GOAL OF THE EXERCISE: Line tally for the word "address": count the lines below that contain it and reply with the number alone.

*** DATA RECORDS

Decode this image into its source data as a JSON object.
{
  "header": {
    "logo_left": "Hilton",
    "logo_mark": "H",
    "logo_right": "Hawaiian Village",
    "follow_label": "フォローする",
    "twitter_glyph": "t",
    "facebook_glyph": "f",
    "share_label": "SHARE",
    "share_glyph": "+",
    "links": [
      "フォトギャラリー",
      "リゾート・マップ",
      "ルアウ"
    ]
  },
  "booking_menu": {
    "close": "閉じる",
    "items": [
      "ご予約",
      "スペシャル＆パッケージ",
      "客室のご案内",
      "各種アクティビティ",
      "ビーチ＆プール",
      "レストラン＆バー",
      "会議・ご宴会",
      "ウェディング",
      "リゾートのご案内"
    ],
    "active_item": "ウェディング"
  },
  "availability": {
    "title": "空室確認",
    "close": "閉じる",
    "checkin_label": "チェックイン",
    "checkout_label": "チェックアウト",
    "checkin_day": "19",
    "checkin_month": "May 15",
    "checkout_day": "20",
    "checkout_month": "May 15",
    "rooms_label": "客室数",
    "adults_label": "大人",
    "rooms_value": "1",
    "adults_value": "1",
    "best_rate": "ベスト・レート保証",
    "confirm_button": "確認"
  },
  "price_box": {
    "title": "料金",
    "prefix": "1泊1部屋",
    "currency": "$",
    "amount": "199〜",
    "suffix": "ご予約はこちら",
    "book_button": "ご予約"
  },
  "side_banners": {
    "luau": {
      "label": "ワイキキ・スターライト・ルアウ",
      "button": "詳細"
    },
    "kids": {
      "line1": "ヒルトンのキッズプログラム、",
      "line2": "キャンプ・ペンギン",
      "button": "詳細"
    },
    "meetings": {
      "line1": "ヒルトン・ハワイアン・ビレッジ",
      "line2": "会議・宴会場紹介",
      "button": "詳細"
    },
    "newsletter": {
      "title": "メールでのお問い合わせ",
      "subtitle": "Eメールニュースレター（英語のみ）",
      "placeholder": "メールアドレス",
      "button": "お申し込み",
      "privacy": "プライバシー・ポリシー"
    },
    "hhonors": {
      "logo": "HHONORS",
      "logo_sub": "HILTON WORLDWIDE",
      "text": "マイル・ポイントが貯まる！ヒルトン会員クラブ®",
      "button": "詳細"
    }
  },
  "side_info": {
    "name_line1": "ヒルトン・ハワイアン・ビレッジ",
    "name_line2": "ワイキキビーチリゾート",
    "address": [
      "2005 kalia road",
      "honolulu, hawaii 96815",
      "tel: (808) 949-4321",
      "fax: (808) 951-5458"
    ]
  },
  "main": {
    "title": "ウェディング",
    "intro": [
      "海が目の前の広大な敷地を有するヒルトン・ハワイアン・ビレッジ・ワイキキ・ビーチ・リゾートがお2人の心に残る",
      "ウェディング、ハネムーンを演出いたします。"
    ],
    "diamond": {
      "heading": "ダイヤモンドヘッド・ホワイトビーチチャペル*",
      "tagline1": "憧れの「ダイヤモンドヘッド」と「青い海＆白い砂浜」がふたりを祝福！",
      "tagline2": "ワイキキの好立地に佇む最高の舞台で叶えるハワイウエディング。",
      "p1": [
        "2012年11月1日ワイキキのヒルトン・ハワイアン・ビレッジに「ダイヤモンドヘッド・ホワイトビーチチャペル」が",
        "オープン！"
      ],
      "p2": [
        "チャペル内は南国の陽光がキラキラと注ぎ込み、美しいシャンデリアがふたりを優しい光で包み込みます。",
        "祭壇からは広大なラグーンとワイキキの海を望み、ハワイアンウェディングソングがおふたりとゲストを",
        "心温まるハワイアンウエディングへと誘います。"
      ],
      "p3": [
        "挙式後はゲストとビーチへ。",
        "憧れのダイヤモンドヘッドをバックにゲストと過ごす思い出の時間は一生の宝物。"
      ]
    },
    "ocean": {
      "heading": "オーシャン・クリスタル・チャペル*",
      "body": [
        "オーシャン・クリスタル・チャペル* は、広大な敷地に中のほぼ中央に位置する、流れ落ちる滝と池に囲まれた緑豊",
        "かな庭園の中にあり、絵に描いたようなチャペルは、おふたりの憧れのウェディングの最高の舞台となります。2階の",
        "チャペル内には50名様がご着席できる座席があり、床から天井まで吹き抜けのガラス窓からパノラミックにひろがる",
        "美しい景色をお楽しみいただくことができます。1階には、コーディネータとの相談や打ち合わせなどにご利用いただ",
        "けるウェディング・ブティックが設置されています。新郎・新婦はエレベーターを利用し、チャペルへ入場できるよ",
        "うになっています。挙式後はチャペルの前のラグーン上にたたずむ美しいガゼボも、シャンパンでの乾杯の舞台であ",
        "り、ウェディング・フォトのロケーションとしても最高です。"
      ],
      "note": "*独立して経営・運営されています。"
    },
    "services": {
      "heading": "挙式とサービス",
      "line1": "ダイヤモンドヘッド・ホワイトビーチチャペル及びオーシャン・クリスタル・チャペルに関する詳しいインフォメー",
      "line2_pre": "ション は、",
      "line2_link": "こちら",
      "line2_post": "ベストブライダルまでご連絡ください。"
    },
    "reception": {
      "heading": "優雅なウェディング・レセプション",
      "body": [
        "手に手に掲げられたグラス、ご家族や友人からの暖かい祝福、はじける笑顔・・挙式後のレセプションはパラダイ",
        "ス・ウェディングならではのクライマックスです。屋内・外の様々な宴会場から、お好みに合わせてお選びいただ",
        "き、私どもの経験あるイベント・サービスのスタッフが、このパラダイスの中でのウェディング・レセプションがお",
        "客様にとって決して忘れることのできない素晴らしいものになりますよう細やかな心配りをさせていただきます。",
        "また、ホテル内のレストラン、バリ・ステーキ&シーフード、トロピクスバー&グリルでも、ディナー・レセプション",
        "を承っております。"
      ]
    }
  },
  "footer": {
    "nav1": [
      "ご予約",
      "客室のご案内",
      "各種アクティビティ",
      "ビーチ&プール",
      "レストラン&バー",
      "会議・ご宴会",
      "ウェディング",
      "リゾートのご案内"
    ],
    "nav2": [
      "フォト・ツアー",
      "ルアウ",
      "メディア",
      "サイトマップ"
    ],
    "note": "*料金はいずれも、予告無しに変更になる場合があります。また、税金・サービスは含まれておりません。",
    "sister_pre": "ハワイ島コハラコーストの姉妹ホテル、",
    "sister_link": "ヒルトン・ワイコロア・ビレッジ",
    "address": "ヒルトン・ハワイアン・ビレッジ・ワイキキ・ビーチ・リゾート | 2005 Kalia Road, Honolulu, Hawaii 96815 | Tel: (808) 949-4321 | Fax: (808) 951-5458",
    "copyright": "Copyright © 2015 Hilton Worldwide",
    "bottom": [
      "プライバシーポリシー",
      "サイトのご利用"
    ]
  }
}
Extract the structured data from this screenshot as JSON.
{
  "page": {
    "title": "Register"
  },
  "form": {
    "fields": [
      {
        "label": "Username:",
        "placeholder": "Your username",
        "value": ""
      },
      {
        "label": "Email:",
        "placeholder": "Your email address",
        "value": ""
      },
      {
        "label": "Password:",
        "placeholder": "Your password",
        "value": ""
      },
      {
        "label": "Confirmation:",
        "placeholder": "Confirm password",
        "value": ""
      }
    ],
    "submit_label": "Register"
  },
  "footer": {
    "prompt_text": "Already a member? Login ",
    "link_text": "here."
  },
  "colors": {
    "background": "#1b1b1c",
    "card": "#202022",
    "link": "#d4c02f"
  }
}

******

THE ANSWER: 3